§ TASK TO COMPLETE
What is needed is a single figure: how many lines of the records below contain the word "page".

•••••

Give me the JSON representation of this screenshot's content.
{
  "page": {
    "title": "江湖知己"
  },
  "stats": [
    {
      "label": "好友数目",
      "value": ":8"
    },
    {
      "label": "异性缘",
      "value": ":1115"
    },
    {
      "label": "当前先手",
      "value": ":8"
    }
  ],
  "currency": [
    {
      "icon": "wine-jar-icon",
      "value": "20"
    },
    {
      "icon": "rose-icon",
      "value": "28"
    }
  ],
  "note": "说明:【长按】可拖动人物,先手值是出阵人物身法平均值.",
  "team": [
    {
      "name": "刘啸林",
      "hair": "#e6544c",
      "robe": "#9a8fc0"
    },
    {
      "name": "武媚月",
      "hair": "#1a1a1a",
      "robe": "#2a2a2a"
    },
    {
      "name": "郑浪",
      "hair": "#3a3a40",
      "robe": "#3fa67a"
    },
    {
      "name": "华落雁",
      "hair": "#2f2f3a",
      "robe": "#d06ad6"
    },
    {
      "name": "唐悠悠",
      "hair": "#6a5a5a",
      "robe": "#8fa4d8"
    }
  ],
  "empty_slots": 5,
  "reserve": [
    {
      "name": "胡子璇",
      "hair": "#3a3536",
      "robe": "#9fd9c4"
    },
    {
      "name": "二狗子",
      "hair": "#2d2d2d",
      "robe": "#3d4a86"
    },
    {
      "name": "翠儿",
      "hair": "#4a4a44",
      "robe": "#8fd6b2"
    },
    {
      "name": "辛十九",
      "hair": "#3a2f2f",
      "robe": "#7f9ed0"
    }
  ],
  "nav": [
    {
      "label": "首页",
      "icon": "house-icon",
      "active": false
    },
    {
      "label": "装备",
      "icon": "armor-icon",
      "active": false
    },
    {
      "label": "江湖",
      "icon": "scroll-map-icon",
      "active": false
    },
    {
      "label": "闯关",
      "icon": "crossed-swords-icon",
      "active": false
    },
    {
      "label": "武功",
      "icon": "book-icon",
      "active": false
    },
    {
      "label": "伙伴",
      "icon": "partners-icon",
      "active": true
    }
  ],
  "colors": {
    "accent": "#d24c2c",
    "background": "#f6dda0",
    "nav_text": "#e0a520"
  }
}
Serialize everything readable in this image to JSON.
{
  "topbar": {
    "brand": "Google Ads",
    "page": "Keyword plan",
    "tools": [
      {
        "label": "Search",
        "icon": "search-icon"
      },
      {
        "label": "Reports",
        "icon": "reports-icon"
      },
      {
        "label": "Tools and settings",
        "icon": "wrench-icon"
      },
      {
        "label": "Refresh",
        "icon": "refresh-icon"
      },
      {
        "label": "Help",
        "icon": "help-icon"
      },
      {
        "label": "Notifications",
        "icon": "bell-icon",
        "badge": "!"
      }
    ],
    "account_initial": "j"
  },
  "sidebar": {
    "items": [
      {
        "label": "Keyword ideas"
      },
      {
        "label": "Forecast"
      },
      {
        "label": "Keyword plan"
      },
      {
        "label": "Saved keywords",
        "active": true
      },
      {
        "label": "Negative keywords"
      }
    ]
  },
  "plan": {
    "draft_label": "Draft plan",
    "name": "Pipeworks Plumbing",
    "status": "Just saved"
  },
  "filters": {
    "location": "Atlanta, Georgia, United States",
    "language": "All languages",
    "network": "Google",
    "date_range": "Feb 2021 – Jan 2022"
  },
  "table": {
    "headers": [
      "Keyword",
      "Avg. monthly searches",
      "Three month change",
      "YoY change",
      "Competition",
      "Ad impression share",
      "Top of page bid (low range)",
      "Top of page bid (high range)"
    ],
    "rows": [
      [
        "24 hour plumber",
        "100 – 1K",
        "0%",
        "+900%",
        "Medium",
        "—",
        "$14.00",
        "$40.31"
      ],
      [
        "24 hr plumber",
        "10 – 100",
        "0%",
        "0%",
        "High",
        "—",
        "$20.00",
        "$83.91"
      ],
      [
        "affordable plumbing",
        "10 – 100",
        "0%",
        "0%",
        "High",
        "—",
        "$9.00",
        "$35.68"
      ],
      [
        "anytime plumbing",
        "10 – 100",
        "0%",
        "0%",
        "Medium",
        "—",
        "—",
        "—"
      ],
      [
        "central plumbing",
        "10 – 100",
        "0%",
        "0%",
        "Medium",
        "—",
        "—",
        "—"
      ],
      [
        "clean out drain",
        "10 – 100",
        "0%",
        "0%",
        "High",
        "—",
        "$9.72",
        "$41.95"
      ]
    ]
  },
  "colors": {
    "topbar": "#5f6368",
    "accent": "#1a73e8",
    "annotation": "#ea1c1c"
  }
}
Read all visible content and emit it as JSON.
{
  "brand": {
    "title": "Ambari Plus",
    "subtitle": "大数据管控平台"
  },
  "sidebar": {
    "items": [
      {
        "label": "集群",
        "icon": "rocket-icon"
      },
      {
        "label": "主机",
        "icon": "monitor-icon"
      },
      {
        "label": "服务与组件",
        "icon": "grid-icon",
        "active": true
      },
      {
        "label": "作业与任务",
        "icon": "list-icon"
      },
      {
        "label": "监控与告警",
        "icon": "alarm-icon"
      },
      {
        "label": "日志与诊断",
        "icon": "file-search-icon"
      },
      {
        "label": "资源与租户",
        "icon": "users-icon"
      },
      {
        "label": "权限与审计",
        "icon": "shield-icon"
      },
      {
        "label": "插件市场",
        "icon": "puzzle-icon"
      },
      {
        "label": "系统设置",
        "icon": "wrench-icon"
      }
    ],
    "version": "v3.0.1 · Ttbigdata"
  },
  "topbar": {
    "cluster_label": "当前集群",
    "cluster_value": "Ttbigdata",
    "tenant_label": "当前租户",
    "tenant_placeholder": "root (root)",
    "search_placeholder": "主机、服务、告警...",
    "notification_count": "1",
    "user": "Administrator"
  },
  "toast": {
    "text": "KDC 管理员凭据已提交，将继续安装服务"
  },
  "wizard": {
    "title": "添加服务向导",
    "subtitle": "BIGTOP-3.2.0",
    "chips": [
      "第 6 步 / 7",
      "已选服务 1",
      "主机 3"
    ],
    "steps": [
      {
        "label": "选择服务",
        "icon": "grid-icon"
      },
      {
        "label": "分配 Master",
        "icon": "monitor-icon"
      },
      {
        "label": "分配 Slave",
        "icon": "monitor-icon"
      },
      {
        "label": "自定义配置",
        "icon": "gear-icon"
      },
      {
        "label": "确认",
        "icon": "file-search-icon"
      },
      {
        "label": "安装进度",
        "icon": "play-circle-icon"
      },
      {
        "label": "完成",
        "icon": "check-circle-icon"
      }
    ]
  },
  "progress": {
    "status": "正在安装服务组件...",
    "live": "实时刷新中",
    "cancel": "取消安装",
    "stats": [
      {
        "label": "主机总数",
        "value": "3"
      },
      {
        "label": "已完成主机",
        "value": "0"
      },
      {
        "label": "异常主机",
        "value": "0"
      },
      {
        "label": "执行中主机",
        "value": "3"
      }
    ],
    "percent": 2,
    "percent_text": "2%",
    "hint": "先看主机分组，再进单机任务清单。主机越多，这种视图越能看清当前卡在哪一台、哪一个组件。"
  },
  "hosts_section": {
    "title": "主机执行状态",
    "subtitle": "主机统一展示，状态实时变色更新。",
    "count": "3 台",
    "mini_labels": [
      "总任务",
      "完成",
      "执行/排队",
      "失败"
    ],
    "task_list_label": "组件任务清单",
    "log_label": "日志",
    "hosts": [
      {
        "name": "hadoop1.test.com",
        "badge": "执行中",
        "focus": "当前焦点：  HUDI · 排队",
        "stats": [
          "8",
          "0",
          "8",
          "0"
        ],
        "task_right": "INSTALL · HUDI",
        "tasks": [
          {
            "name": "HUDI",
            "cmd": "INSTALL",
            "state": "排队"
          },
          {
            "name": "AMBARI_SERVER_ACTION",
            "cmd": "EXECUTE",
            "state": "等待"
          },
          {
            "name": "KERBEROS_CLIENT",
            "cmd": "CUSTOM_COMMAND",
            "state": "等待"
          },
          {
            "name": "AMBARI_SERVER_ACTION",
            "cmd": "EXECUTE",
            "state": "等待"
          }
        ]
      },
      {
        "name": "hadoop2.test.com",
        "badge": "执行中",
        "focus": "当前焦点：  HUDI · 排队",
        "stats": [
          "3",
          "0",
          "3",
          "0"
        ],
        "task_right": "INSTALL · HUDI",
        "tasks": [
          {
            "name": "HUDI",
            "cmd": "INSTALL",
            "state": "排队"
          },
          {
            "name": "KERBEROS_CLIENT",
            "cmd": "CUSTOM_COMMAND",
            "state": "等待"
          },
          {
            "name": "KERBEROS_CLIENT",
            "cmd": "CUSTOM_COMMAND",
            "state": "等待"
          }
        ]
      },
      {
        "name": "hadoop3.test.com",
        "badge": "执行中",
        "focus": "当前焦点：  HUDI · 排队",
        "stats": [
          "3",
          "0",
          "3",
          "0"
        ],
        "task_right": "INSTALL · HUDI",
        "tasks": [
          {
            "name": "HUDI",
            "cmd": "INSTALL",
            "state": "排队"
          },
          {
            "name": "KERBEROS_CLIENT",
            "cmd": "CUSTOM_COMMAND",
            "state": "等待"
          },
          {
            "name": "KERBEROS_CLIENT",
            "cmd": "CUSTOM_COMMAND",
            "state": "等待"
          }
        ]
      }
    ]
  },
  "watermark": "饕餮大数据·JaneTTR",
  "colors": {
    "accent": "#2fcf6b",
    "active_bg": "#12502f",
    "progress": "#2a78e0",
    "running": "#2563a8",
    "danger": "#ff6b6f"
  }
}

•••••

§ EXPECTED OUTPUT
4